Today's molecule is complicated but it makes a lot of sense if you know your basic biochemistry. We don't need a long complicated name this time. It's sufficient to simply describe what you're looking at and why it's significant. You have to identify the key residue to get credit for the answer.
As usual, there's a connection between Monday's molecule and this Wednesday's Nobel Laureate(s). This one is an obvious direct connection. Once you have identified the molecule you should be able to name the Nobel Laureate(s).
The reward (free lunch) goes to the person who correctly identifies the molecule and the reaction and the Nobel Laureate(s). Previous free lunch winners are ineligible for one month from the time they first collected the prize. There are no ineligible candidates for this Wednesday's reward since recent winners (including last week's winner, "Kyo") have declined the prize on the grounds that they live in another country and can't make it for lunch on Thursday (a feeble excuse, in my opinion, haven't you heard of airplanes?).
UPDATE: The molecule is the lariat structure of the RNA splicing intermediate.

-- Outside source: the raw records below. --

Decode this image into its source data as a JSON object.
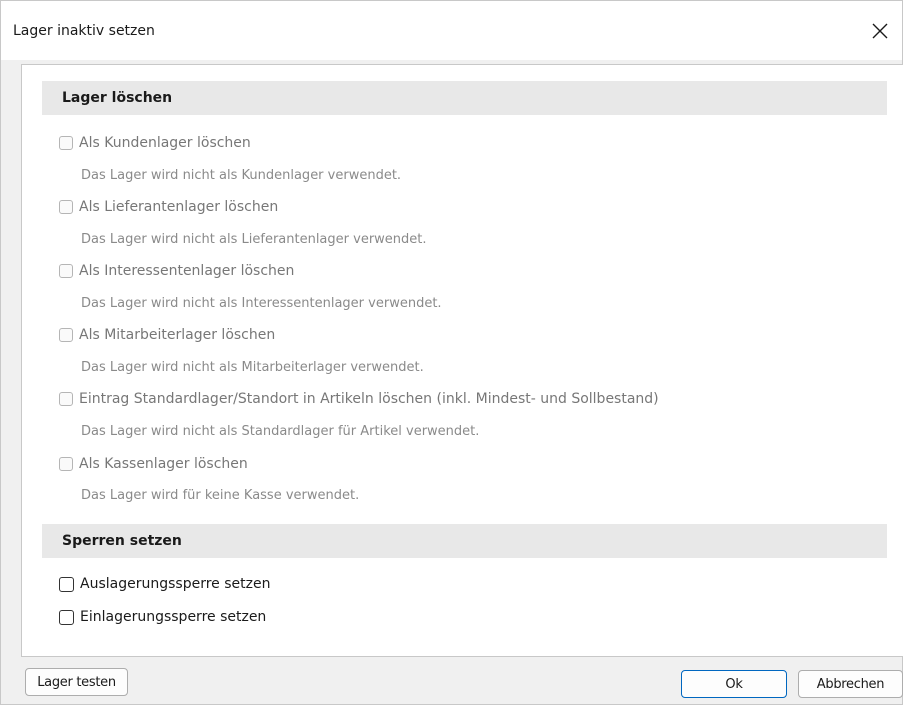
{
  "window": {
    "title": "Lager inaktiv setzen"
  },
  "sections": {
    "delete": {
      "header": "Lager löschen",
      "items": [
        {
          "label": "Als Kundenlager löschen",
          "desc": "Das Lager wird nicht als Kundenlager verwendet."
        },
        {
          "label": "Als Lieferantenlager löschen",
          "desc": "Das Lager wird nicht als Lieferantenlager verwendet."
        },
        {
          "label": "Als Interessentenlager löschen",
          "desc": "Das Lager wird nicht als Interessentenlager verwendet."
        },
        {
          "label": "Als Mitarbeiterlager löschen",
          "desc": "Das Lager wird nicht als Mitarbeiterlager verwendet."
        },
        {
          "label": "Eintrag Standardlager/Standort in Artikeln löschen (inkl. Mindest- und Sollbestand)",
          "desc": "Das Lager wird nicht als Standardlager für Artikel verwendet."
        },
        {
          "label": "Als Kassenlager löschen",
          "desc": "Das Lager wird für keine Kasse verwendet."
        }
      ]
    },
    "locks": {
      "header": "Sperren setzen",
      "items": [
        {
          "label": "Auslagerungssperre setzen"
        },
        {
          "label": "Einlagerungssperre setzen"
        }
      ]
    }
  },
  "buttons": {
    "test": "Lager testen",
    "ok": "Ok",
    "cancel": "Abbrechen"
  },
  "colors": {
    "accent": "#0067c0",
    "section_bg": "#e8e8e8"
  },
  "icons": {
    "close": "close-icon"
  }
}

The key residue is the adenylate residue that's joined through its 2′ hydroxyl group to the 5′ end of the intron [see RNA Splicing: Introns and Exons]. The Nobel Laureates are Rich Roberts and Phil Sharp. (See the comments for an interesting anecdote concerning the discovery of this molecule.)